In the past year, NBC Nightly News did some in-depth reporting on this crisis over several months. Mental health disorders were found to be the most common illnesses experienced in children under the age of 18. One of the sad findings in this series showed that mental health problems may actually begin at much earlier ages than previously thought. Left untreated when experienced as toddlers, depression is thought to reappear later in life.
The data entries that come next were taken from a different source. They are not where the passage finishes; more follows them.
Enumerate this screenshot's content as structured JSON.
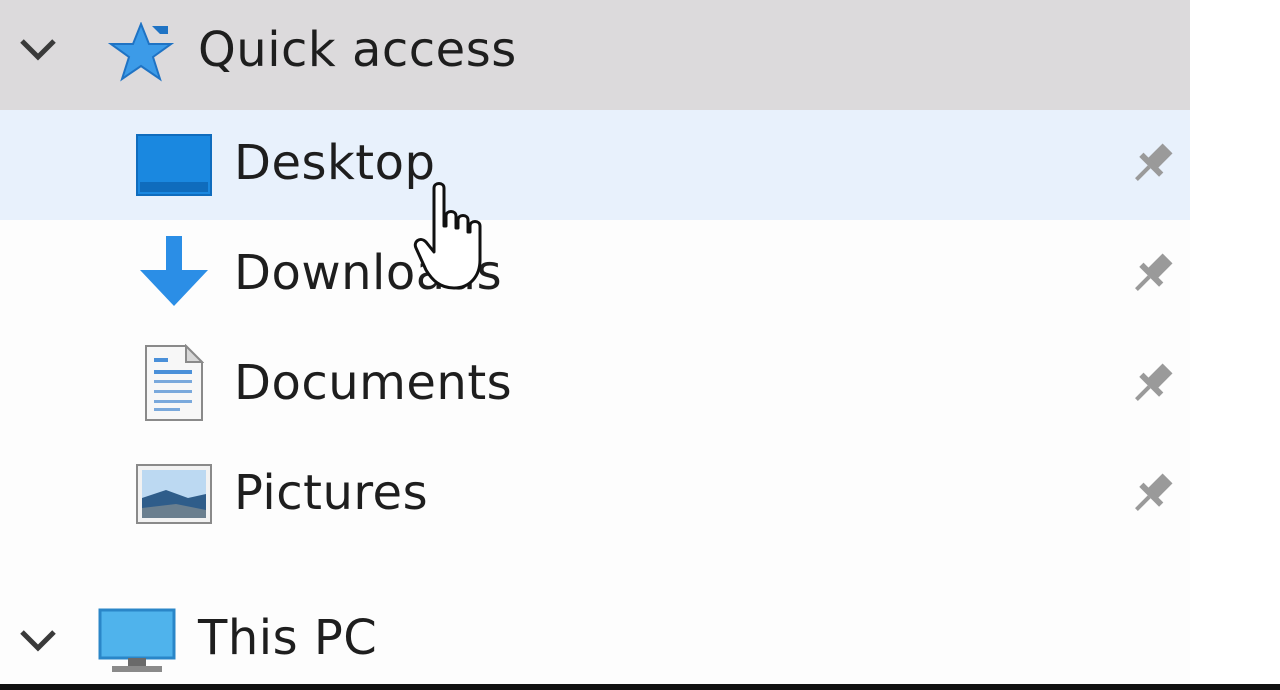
{
  "nav": {
    "quick_access": {
      "label": "Quick access",
      "icon": "star-icon",
      "expanded": true
    },
    "items": [
      {
        "label": "Desktop",
        "icon": "desktop-folder-icon",
        "pinned": true,
        "selected": true
      },
      {
        "label": "Downloads",
        "icon": "download-arrow-icon",
        "pinned": true
      },
      {
        "label": "Documents",
        "icon": "document-icon",
        "pinned": true
      },
      {
        "label": "Pictures",
        "icon": "pictures-icon",
        "pinned": true
      }
    ],
    "this_pc": {
      "label": "This PC",
      "icon": "monitor-icon",
      "expanded": true
    }
  },
  "colors": {
    "header_bg": "#dcdadc",
    "selected_bg": "#e8f1fc",
    "accent_blue": "#1a88e0",
    "text": "#1e1e1e",
    "pin": "#9a9a9a"
  }
}
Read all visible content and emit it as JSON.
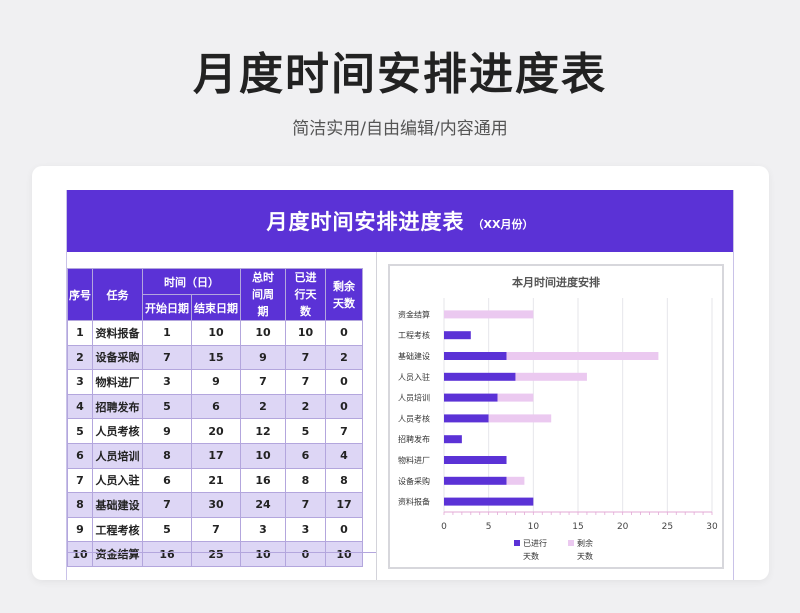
{
  "page": {
    "title": "月度时间安排进度表",
    "subtitle": "简洁实用/自由编辑/内容通用"
  },
  "sheet": {
    "title": "月度时间安排进度表",
    "subtitle": "（XX月份）"
  },
  "table": {
    "headers": {
      "index": "序号",
      "task": "任务",
      "time_group": "时间（日）",
      "start": "开始日期",
      "end": "结束日期",
      "period": "总时间周期",
      "done": "已进行天数",
      "remaining": "剩余天数"
    },
    "rows": [
      {
        "index": "1",
        "task": "资料报备",
        "start": "1",
        "end": "10",
        "period": "10",
        "done": "10",
        "remaining": "0"
      },
      {
        "index": "2",
        "task": "设备采购",
        "start": "7",
        "end": "15",
        "period": "9",
        "done": "7",
        "remaining": "2"
      },
      {
        "index": "3",
        "task": "物料进厂",
        "start": "3",
        "end": "9",
        "period": "7",
        "done": "7",
        "remaining": "0"
      },
      {
        "index": "4",
        "task": "招聘发布",
        "start": "5",
        "end": "6",
        "period": "2",
        "done": "2",
        "remaining": "0"
      },
      {
        "index": "5",
        "task": "人员考核",
        "start": "9",
        "end": "20",
        "period": "12",
        "done": "5",
        "remaining": "7"
      },
      {
        "index": "6",
        "task": "人员培训",
        "start": "8",
        "end": "17",
        "period": "10",
        "done": "6",
        "remaining": "4"
      },
      {
        "index": "7",
        "task": "人员入驻",
        "start": "6",
        "end": "21",
        "period": "16",
        "done": "8",
        "remaining": "8"
      },
      {
        "index": "8",
        "task": "基础建设",
        "start": "7",
        "end": "30",
        "period": "24",
        "done": "7",
        "remaining": "17"
      },
      {
        "index": "9",
        "task": "工程考核",
        "start": "5",
        "end": "7",
        "period": "3",
        "done": "3",
        "remaining": "0"
      },
      {
        "index": "10",
        "task": "资金结算",
        "start": "16",
        "end": "25",
        "period": "10",
        "done": "0",
        "remaining": "10"
      }
    ]
  },
  "colors": {
    "accent": "#5b32d6",
    "row_alt": "#ddd6f5",
    "remaining_bar": "#ebc9f0"
  },
  "chart_data": {
    "type": "bar",
    "orientation": "horizontal",
    "stacked": true,
    "title": "本月时间进度安排",
    "categories": [
      "资料报备",
      "设备采购",
      "物料进厂",
      "招聘发布",
      "人员考核",
      "人员培训",
      "人员入驻",
      "基础建设",
      "工程考核",
      "资金结算"
    ],
    "series": [
      {
        "name": "已进行天数",
        "color": "#5b32d6",
        "values": [
          10,
          7,
          7,
          2,
          5,
          6,
          8,
          7,
          3,
          0
        ]
      },
      {
        "name": "剩余天数",
        "color": "#ebc9f0",
        "values": [
          0,
          2,
          0,
          0,
          7,
          4,
          8,
          17,
          0,
          10
        ]
      }
    ],
    "xlim": [
      0,
      30
    ],
    "xticks": [
      "0",
      "5",
      "10",
      "15",
      "20",
      "25",
      "30"
    ],
    "grid": true,
    "legend": "bottom",
    "legend_entries": [
      {
        "line1": "已进行",
        "line2": "天数"
      },
      {
        "line1": "剩余",
        "line2": "天数"
      }
    ]
  }
}
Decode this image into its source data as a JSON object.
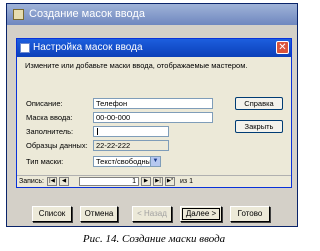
{
  "outer_window": {
    "title": "Создание масок ввода",
    "buttons": {
      "list": "Список",
      "cancel": "Отмена",
      "back": "< Назад",
      "next": "Далее >",
      "finish": "Готово"
    }
  },
  "dialog": {
    "title": "Настройка масок ввода",
    "close": "✕",
    "instruction": "Измените или добавьте маски ввода, отображаемые мастером.",
    "fields": {
      "description_label": "Описание:",
      "description_value": "Телефон",
      "mask_label": "Маска ввода:",
      "mask_value": "00-00-000",
      "placeholder_label": "Заполнитель:",
      "placeholder_value": "",
      "sample_label": "Образцы данных:",
      "sample_value": "22-22-222",
      "mask_type_label": "Тип маски:",
      "mask_type_value": "Текст/свободный"
    },
    "side_buttons": {
      "help": "Справка",
      "close": "Закрыть"
    },
    "navigation": {
      "label": "Запись:",
      "first": "|◀",
      "prev": "◀",
      "current": "1",
      "next": "▶",
      "last": "▶|",
      "new": "▶*",
      "of_text": "из 1"
    }
  },
  "caption": "Рис. 14. Создание маски ввода",
  "colors": {
    "dialog_title": "#0b3fb8",
    "outer_title": "#6f87bf",
    "close_button": "#d9533a",
    "window_bg": "#ece9d8"
  }
}
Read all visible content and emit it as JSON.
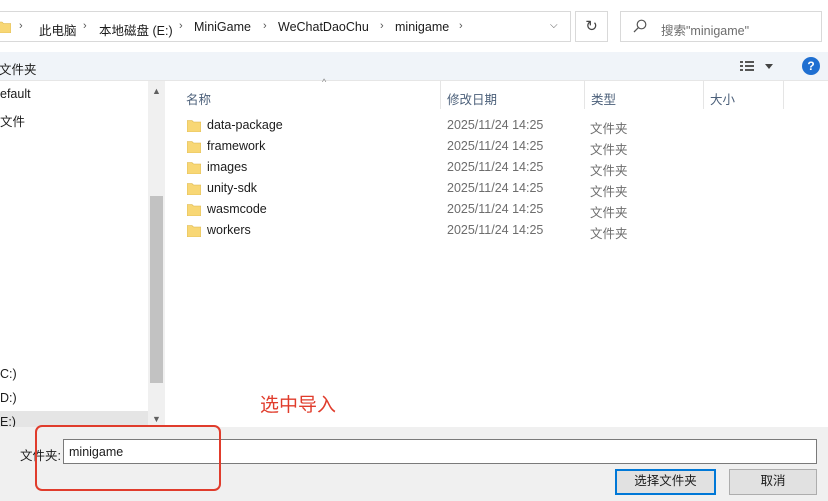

Teens going through adolescence are at a particular risk as their bodies are growing quickly and they experience hormonal shifts as they mature. It is a time of life that brings a lot of vulnerability with it and, as a result, is often a time period when we see anxiety and depression problems develop. The Child Mind Institute’s 2018 study on anxiety in our youngsters found that there has been a significant 17 percent increase in anxiety diagnosis. About half of mental illness begins by age 14, according to the American Psychiatric Association. The tendency to develop depression and bipolar disorder is nearly double between the ages of 13 and 18.
Working through a child’s mental health issues may take some time, but the good news is that children are resilient and very responsive to treatment.
If you feel concerned about the metal well-being of your child, please call us today at (305) 603-7824 to make an appointment to come in, and for both of you, if appropriate, to speak with one of our clinicians. There are numerous ways to mitigate depression and sensible pathways for alleviating anxiety.
As part of Miami’s inner-city community, we are committed to the people we serve. We want to level the playing field medically for the kids of our community by giving them a chance to feel good mentally and physically. Bring your children to our walk-in clinic at Family Medical Clinic Kendall for primary care appointments. We consider every patient a member of our extended family and enjoy serving generations of families at our practice. Our commitment to you begins the moment you step into our office. Located at 9000 SW 137th Avenue, Suite 111, in Miami, we offer a walk-in clinic, urgent care and a lab & diagnostics.